→ Instructions to follow:
Show all the lines in the data below that include the word "Exercises".

→ Excerpts from an interface dataset:
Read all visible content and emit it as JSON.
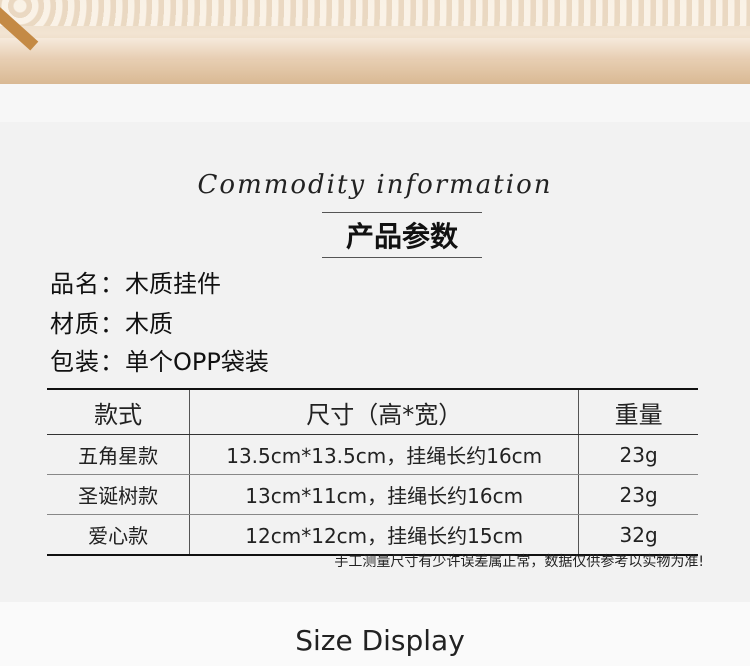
{
  "header": {
    "title_en": "Commodity information",
    "title_cn": "产品参数"
  },
  "specs": [
    {
      "label": "品名：",
      "value": "木质挂件"
    },
    {
      "label": "材质：",
      "value": "木质"
    },
    {
      "label": "包装：",
      "value": "单个OPP袋装"
    }
  ],
  "table": {
    "headers": [
      "款式",
      "尺寸（高*宽）",
      "重量"
    ],
    "rows": [
      [
        "五角星款",
        "13.5cm*13.5cm，挂绳长约16cm",
        "23g"
      ],
      [
        "圣诞树款",
        "13cm*11cm，挂绳长约16cm",
        "23g"
      ],
      [
        "爱心款",
        "12cm*12cm，挂绳长约15cm",
        "32g"
      ]
    ]
  },
  "note": "手工测量尺寸有少许误差属正常，数据仅供参考以实物为准!",
  "next_section": "Size Display"
}
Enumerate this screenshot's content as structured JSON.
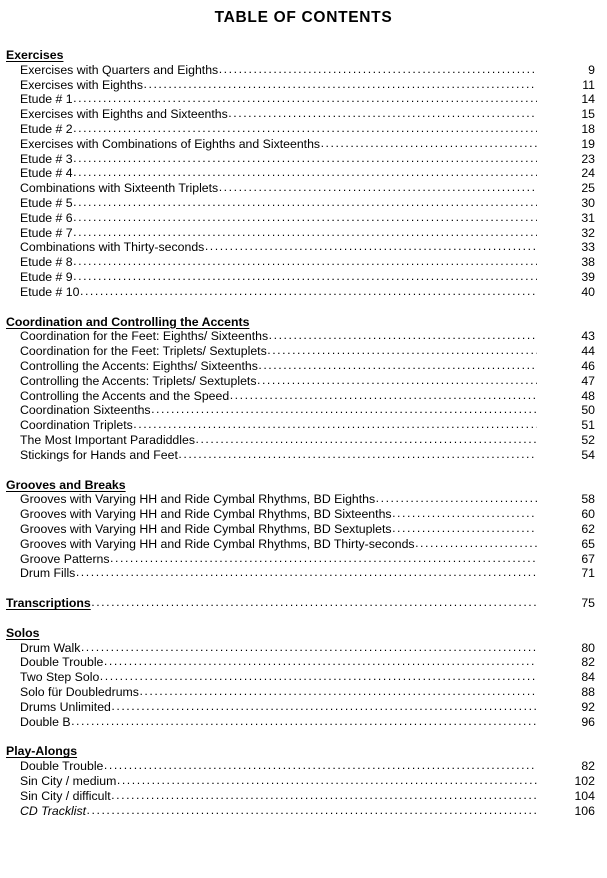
{
  "document": {
    "title": "TABLE OF CONTENTS"
  },
  "sections": [
    {
      "heading": "Exercises",
      "heading_page": null,
      "entries": [
        {
          "title": "Exercises with Quarters and Eighths",
          "page": "9"
        },
        {
          "title": "Exercises with Eighths",
          "page": "11"
        },
        {
          "title": "Etude # 1",
          "page": "14"
        },
        {
          "title": "Exercises with Eighths and Sixteenths",
          "page": "15"
        },
        {
          "title": "Etude # 2",
          "page": "18"
        },
        {
          "title": "Exercises with Combinations of Eighths and Sixteenths",
          "page": "19"
        },
        {
          "title": "Etude # 3",
          "page": "23"
        },
        {
          "title": "Etude # 4",
          "page": "24"
        },
        {
          "title": "Combinations with Sixteenth Triplets",
          "page": "25"
        },
        {
          "title": "Etude # 5",
          "page": "30"
        },
        {
          "title": "Etude # 6",
          "page": "31"
        },
        {
          "title": "Etude # 7",
          "page": "32"
        },
        {
          "title": "Combinations with Thirty-seconds",
          "page": "33"
        },
        {
          "title": "Etude # 8",
          "page": "38"
        },
        {
          "title": "Etude # 9",
          "page": "39"
        },
        {
          "title": "Etude # 10",
          "page": "40"
        }
      ]
    },
    {
      "heading": "Coordination and Controlling the Accents",
      "heading_page": null,
      "entries": [
        {
          "title": "Coordination for the Feet: Eighths/ Sixteenths",
          "page": "43"
        },
        {
          "title": "Coordination for the Feet: Triplets/ Sextuplets",
          "page": "44"
        },
        {
          "title": "Controlling the Accents: Eighths/ Sixteenths",
          "page": "46"
        },
        {
          "title": "Controlling the Accents: Triplets/ Sextuplets",
          "page": "47"
        },
        {
          "title": "Controlling the Accents and the Speed",
          "page": "48"
        },
        {
          "title": "Coordination Sixteenths",
          "page": "50"
        },
        {
          "title": "Coordination Triplets",
          "page": "51"
        },
        {
          "title": "The Most Important Paradiddles",
          "page": "52"
        },
        {
          "title": "Stickings for Hands and Feet",
          "page": "54"
        }
      ]
    },
    {
      "heading": "Grooves and Breaks",
      "heading_page": null,
      "entries": [
        {
          "title": "Grooves with Varying HH and Ride Cymbal Rhythms, BD Eighths",
          "page": "58"
        },
        {
          "title": "Grooves with Varying HH and Ride Cymbal Rhythms, BD Sixteenths",
          "page": "60"
        },
        {
          "title": "Grooves with Varying HH and Ride Cymbal Rhythms, BD Sextuplets",
          "page": "62"
        },
        {
          "title": "Grooves with Varying HH and Ride Cymbal Rhythms, BD Thirty-seconds",
          "page": "65"
        },
        {
          "title": "Groove Patterns",
          "page": "67"
        },
        {
          "title": "Drum Fills",
          "page": "71"
        }
      ]
    },
    {
      "heading": "Transcriptions",
      "heading_page": "75",
      "entries": []
    },
    {
      "heading": "Solos",
      "heading_page": null,
      "entries": [
        {
          "title": "Drum Walk",
          "page": "80"
        },
        {
          "title": "Double Trouble",
          "page": "82"
        },
        {
          "title": "Two Step Solo",
          "page": "84"
        },
        {
          "title": "Solo für Doubledrums",
          "page": "88"
        },
        {
          "title": "Drums Unlimited",
          "page": "92"
        },
        {
          "title": "Double B",
          "page": "96"
        }
      ]
    },
    {
      "heading": "Play-Alongs",
      "heading_page": null,
      "entries": [
        {
          "title": "Double Trouble",
          "page": "82"
        },
        {
          "title": "Sin City / medium",
          "page": "102"
        },
        {
          "title": "Sin City / difficult",
          "page": "104"
        },
        {
          "title": "CD Tracklist",
          "page": "106",
          "italic": true
        }
      ]
    }
  ]
}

→ Output:
      "heading": "Exercises",
          "title": "Exercises with Quarters and Eighths",
          "title": "Exercises with Eighths",
          "title": "Exercises with Eighths and Sixteenths",
          "title": "Exercises with Combinations of Eighths and Sixteenths",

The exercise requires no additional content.